● Task
For every line below that includes the word "screenshot", add one; report the final number and nothing else.

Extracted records

============================================================

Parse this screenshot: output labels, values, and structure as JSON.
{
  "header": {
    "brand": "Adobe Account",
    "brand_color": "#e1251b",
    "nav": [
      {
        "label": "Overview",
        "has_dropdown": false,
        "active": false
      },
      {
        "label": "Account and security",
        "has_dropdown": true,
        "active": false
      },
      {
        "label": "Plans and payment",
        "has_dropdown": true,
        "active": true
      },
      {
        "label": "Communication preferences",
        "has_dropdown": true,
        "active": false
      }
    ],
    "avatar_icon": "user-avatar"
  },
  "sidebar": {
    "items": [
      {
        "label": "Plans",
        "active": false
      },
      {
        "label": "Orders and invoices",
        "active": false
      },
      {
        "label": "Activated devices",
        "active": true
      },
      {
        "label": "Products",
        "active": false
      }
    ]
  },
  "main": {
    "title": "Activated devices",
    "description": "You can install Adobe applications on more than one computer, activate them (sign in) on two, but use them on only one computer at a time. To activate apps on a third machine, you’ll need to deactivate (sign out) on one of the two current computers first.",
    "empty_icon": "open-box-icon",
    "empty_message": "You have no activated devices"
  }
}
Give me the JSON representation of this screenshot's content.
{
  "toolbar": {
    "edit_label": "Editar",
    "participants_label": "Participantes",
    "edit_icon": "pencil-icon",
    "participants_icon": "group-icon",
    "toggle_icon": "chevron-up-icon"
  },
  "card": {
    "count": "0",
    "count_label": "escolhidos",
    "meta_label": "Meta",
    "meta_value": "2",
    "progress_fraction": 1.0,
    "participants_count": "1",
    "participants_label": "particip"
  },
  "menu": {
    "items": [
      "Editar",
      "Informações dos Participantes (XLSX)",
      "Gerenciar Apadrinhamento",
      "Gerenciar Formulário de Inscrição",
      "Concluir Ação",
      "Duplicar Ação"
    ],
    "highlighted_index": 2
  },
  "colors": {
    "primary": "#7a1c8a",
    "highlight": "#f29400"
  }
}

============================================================

● Finished task
2